He tried several newspapers, and at length, in 1973, the Trenton Times sent somebody over to the carpentry shop and ran an article. (Trenton was home for the Roeblings, home also of the Roebling wire company, and 1973 was the ninetieth anniversary of the completion of the bridge.) Still, nothing happened, not until a year or so later when Valentine discovered that David Hupert worked at the Whitney Museum of Modern Art. Until then Hupert had been only another of his neighbors in the Park Slope section of Brooklyn, a nice enough fellow who played on the same softball team. For some reason he can’t explain, Valentine had never known what Hupert did for a living, but once he found out, things began to happen. Hupert not only came to the carpentry shop (“I just stood there in utter amazement,” he remembers) but with Valentine’s help selected sixty-five of what he regarded as the most aesthetically striking drawings of the lot, then rounded up the necessary funds to have these properly cleaned and mounted for an exhibition at the Whitney’s downtown gallery. Most of the work on the larger drawings was done by the head “paper conservator” at the Metropolitan Museum of Art, Merritt Safford. A century of accumulated dirt had to be removed—mold, mildew, and thousands upon thousands of tiny, dark specks, roach feces, every one of which had to be picked off painstakingly by hand. The cost of preparing the sixty-five drawings was fifteen thousand dollars.

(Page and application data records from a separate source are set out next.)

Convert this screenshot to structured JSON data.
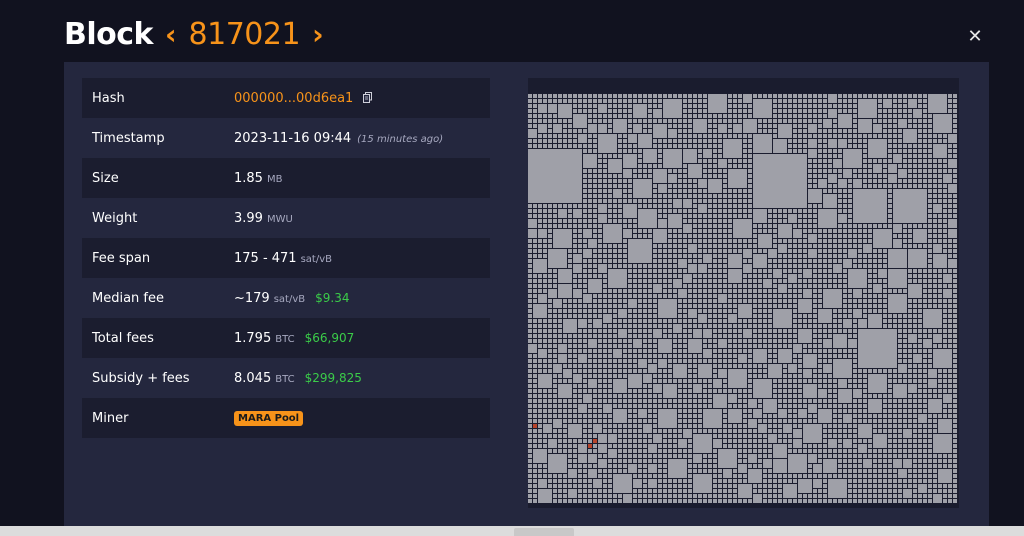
{
  "header": {
    "title": "Block",
    "prev_arrow": "‹",
    "next_arrow": "›",
    "block_height": "817021",
    "close_symbol": "✕"
  },
  "details": {
    "hash_label": "Hash",
    "hash_value": "000000...00d6ea1",
    "timestamp_label": "Timestamp",
    "timestamp_value": "2023-11-16 09:44",
    "timestamp_ago": "(15 minutes ago)",
    "size_label": "Size",
    "size_value": "1.85",
    "size_unit": "MB",
    "weight_label": "Weight",
    "weight_value": "3.99",
    "weight_unit": "MWU",
    "fee_span_label": "Fee span",
    "fee_span_value": "175 - 471",
    "fee_span_unit": "sat/vB",
    "median_fee_label": "Median fee",
    "median_fee_value": "~179",
    "median_fee_unit": "sat/vB",
    "median_fee_usd": "$9.34",
    "total_fees_label": "Total fees",
    "total_fees_value": "1.795",
    "total_fees_unit": "BTC",
    "total_fees_usd": "$66,907",
    "subsidy_label": "Subsidy + fees",
    "subsidy_value": "8.045",
    "subsidy_unit": "BTC",
    "subsidy_usd": "$299,825",
    "miner_label": "Miner",
    "miner_value": "MARA Pool"
  },
  "colors": {
    "accent": "#f7931a",
    "usd_green": "#3bcc49",
    "tx_square": "#9fa0a8",
    "highlight_tx": "#b8452c"
  },
  "icons": {
    "copy": "copy-icon",
    "close": "close-icon",
    "prev": "chevron-left-icon",
    "next": "chevron-right-icon"
  }
}
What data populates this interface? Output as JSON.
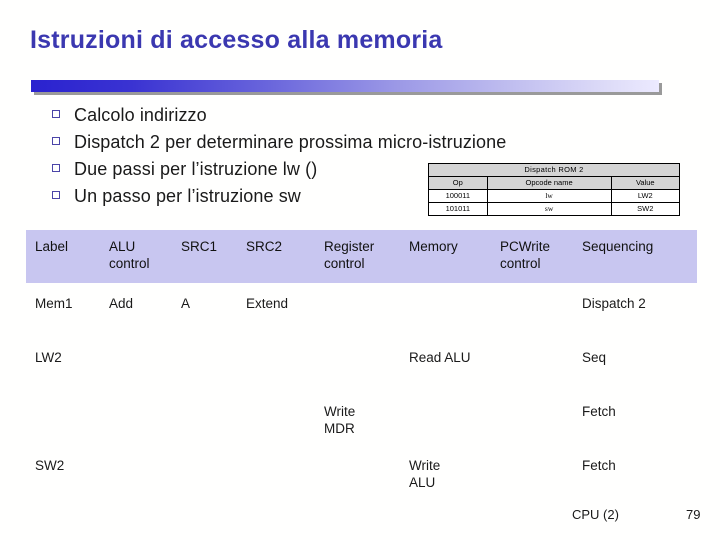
{
  "slide": {
    "title": "Istruzioni di accesso alla memoria",
    "title_color": "#3b38b0",
    "bullet_color": "#4b45a8",
    "header_band_color": "#c8c6f0"
  },
  "bullets": [
    {
      "glyph": "square-bullet",
      "text": "Calcolo indirizzo"
    },
    {
      "glyph": "square-bullet",
      "text": "Dispatch 2 per determinare prossima micro-istruzione"
    },
    {
      "glyph": "square-bullet",
      "text": "Due passi per l’istruzione lw ()"
    },
    {
      "glyph": "square-bullet",
      "text": "Un passo per l’istruzione sw"
    }
  ],
  "rom_table": {
    "title": "Dispatch ROM 2",
    "columns": [
      "Op",
      "Opcode name",
      "Value"
    ],
    "rows": [
      {
        "op": "100011",
        "opcode_name": "lw",
        "value": "LW2"
      },
      {
        "op": "101011",
        "opcode_name": "sw",
        "value": "SW2"
      }
    ]
  },
  "microcode_table": {
    "headers": {
      "label": "Label",
      "alu_control": "ALU\ncontrol",
      "src1": "SRC1",
      "src2": "SRC2",
      "register_control": "Register\ncontrol",
      "memory": "Memory",
      "pcwrite_control": "PCWrite\ncontrol",
      "sequencing": "Sequencing"
    },
    "rows": [
      {
        "label": "Mem1",
        "alu_control": "Add",
        "src1": "A",
        "src2": "Extend",
        "register_control": "",
        "memory": "",
        "pcwrite_control": "",
        "sequencing": "Dispatch 2"
      },
      {
        "label": "LW2",
        "alu_control": "",
        "src1": "",
        "src2": "",
        "register_control": "",
        "memory": "Read ALU",
        "pcwrite_control": "",
        "sequencing": "Seq"
      },
      {
        "label": "",
        "alu_control": "",
        "src1": "",
        "src2": "",
        "register_control": "Write\nMDR",
        "memory": "",
        "pcwrite_control": "",
        "sequencing": "Fetch"
      },
      {
        "label": "SW2",
        "alu_control": "",
        "src1": "",
        "src2": "",
        "register_control": "",
        "memory": "Write\nALU",
        "pcwrite_control": "",
        "sequencing": "Fetch"
      }
    ]
  },
  "footer": {
    "label": "CPU (2)",
    "page_number": "79"
  }
}
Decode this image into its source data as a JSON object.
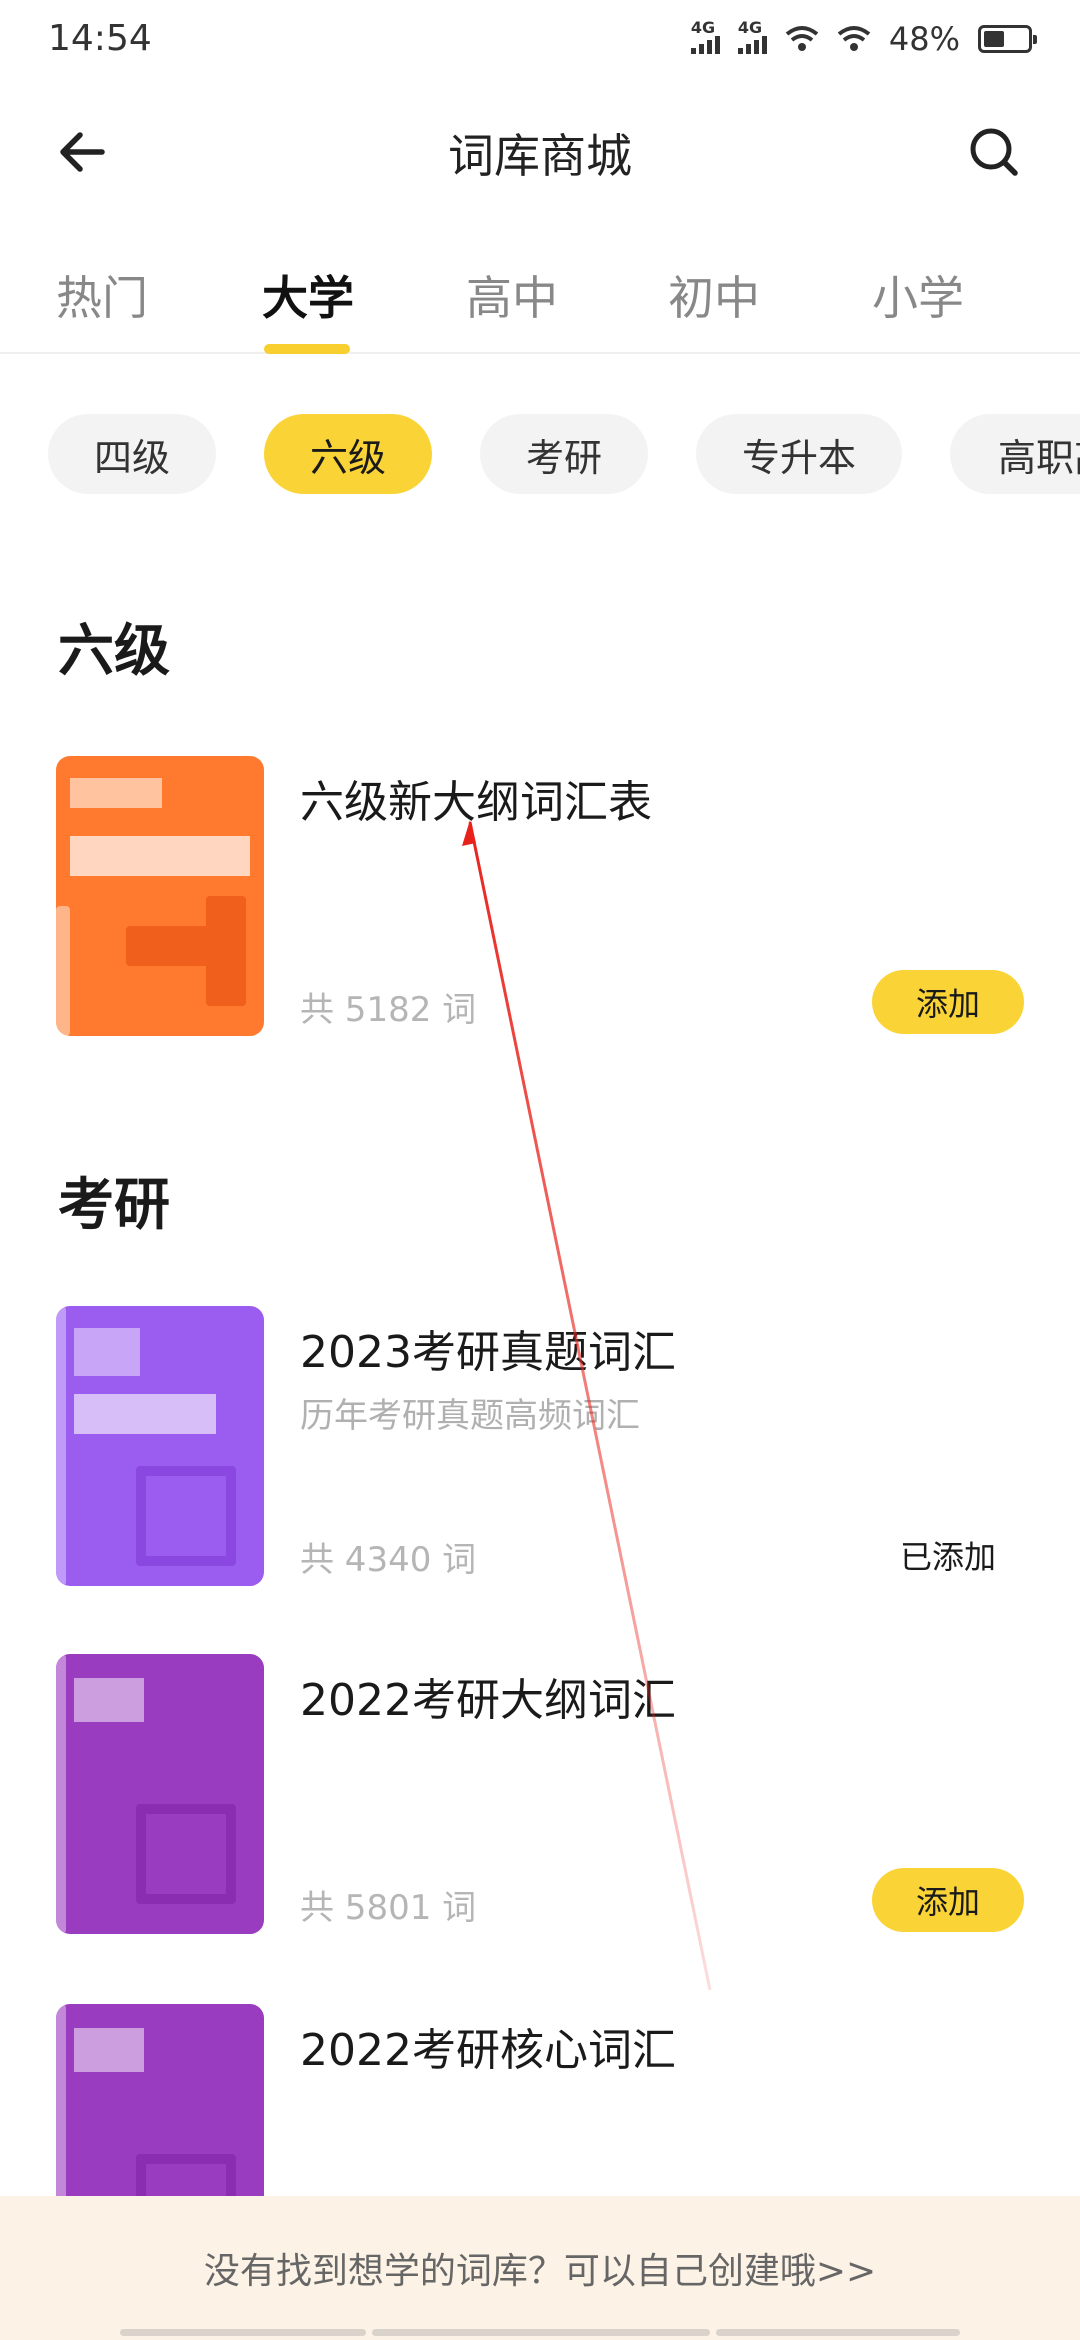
{
  "status_bar": {
    "time": "14:54",
    "battery": "48%",
    "battery_level": 0.48,
    "signal_label": "4G"
  },
  "header": {
    "title": "词库商城",
    "back_icon": "back-arrow-icon",
    "search_icon": "search-icon"
  },
  "tabs": [
    {
      "label": "热门",
      "active": false
    },
    {
      "label": "大学",
      "active": true
    },
    {
      "label": "高中",
      "active": false
    },
    {
      "label": "初中",
      "active": false
    },
    {
      "label": "小学",
      "active": false
    }
  ],
  "chips": [
    {
      "label": "四级",
      "active": false
    },
    {
      "label": "六级",
      "active": true
    },
    {
      "label": "考研",
      "active": false
    },
    {
      "label": "专升本",
      "active": false
    },
    {
      "label": "高职高专",
      "active": false
    }
  ],
  "sections": [
    {
      "title": "六级",
      "books": [
        {
          "title": "六级新大纲词汇表",
          "subtitle": "",
          "count": "共 5182 词",
          "action": "添加",
          "added": false,
          "cover_color": "#ff7a2e"
        }
      ]
    },
    {
      "title": "考研",
      "books": [
        {
          "title": "2023考研真题词汇",
          "subtitle": "历年考研真题高频词汇",
          "count": "共 4340 词",
          "action": "已添加",
          "added": true,
          "cover_color": "#9b5cf0"
        },
        {
          "title": "2022考研大纲词汇",
          "subtitle": "",
          "count": "共 5801 词",
          "action": "添加",
          "added": false,
          "cover_color": "#9a3cbf"
        },
        {
          "title": "2022考研核心词汇",
          "subtitle": "",
          "count": "",
          "action": "",
          "added": false,
          "cover_color": "#9a3cbf"
        }
      ]
    }
  ],
  "bottom_banner": {
    "text": "没有找到想学的词库？可以自己创建哦>>"
  },
  "colors": {
    "accent": "#fad436",
    "annotation_arrow": "#e8221b"
  }
}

The show, when it opened in May, 1976—the first public display of the drawings—was a huge success. The longer it was up, the greater the attendance, which is just the reverse of the usual pattern. Remembering the response, Hupert says, “No show we ever did had such an outpouring of affection, all for that bridge.” Still, there was not money enough to do a catalogue—only a poster was published, a reproduction of the original thirteen-foot “presentation” profile which appears here as a gatefold—and the drawings on display represented but a tiny fraction of the whole, too tiny even to qualify as the tip of the iceberg.

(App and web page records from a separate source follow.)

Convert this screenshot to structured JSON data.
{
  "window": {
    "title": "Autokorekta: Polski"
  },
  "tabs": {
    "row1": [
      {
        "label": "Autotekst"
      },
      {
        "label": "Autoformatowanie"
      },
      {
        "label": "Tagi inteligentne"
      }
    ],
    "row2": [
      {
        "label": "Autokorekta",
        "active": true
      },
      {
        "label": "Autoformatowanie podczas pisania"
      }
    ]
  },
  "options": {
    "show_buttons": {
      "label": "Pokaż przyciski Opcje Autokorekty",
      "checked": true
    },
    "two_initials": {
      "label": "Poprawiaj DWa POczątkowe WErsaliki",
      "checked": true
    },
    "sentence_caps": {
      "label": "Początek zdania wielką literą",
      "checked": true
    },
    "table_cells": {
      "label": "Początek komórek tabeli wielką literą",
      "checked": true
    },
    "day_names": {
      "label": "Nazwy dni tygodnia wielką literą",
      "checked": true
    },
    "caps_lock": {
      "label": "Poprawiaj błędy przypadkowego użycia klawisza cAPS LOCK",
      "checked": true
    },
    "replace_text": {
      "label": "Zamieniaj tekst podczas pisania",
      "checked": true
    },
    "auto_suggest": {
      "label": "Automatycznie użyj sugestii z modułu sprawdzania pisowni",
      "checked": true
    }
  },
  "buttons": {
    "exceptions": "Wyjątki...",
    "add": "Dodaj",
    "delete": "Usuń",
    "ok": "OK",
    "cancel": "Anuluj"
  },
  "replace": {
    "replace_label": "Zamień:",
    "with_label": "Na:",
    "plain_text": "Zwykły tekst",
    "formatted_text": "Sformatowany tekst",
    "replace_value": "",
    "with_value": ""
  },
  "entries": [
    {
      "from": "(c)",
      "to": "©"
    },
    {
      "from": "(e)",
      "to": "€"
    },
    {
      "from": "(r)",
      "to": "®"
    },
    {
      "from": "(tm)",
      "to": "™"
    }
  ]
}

Interest in the rest of the collection, all still at the carpentry shop, had become most intense meantime. The Municipal Archives and the Brooklyn Museum had gotten wind long since of what Hupert was up to, were highly displeased about it, and each commenced to lay claim to the collection. The drawings belonged to the city, insisted the Municipal Archives, and so therefore the drawings belonged in the Municipal Archives. The Brooklyn Museum argued that it was better equipped to give the drawings proper care and housing, and to put them on public view, and that after all it was Brooklyn’s bridge. More important, the Brooklyn Museum also sent an associate curator, Barbara Millstein, to appraise the situation at the carpentry shop, and if there is a point in the story at which one might say that the drawings were at last “saved,” this is it. For Mrs. Millstein’s commitment to the collection was to be unrelenting. Over the next several years, assisted by a volunteer co-worker, Gail Guillet, she did a thorough inventory of the entire collection, complete with descriptive data on each and every item, a simply staggering task. And while ultimately, in 1976, her museum lost out to the Municipal Archives as the rightful proprietor of the collection, no one, not Frank Valentine or David Hupert or anyone at the Municipal Archives, would ever contest Mrs. Millstein’s hard-earned standing as the authority on the drawings, and it will be the Brooklyn Museum that puts on a mammoth exhibit of three to four hundred of them in 1983, in honor of the bridge’s one hundredth anniversary.

The Municipal Archives, meantime, has physical possession of the treasure (the drawings were finally removed from the carpentry shop in 1976, seven years after Valentine first found them), and at this writing grants amounting to three hundred thousand dollars have been obtained to assure their safekeeping.

But what of the drawings themselves after all? What, finally, is the real value of this extraordinary mountain of paper?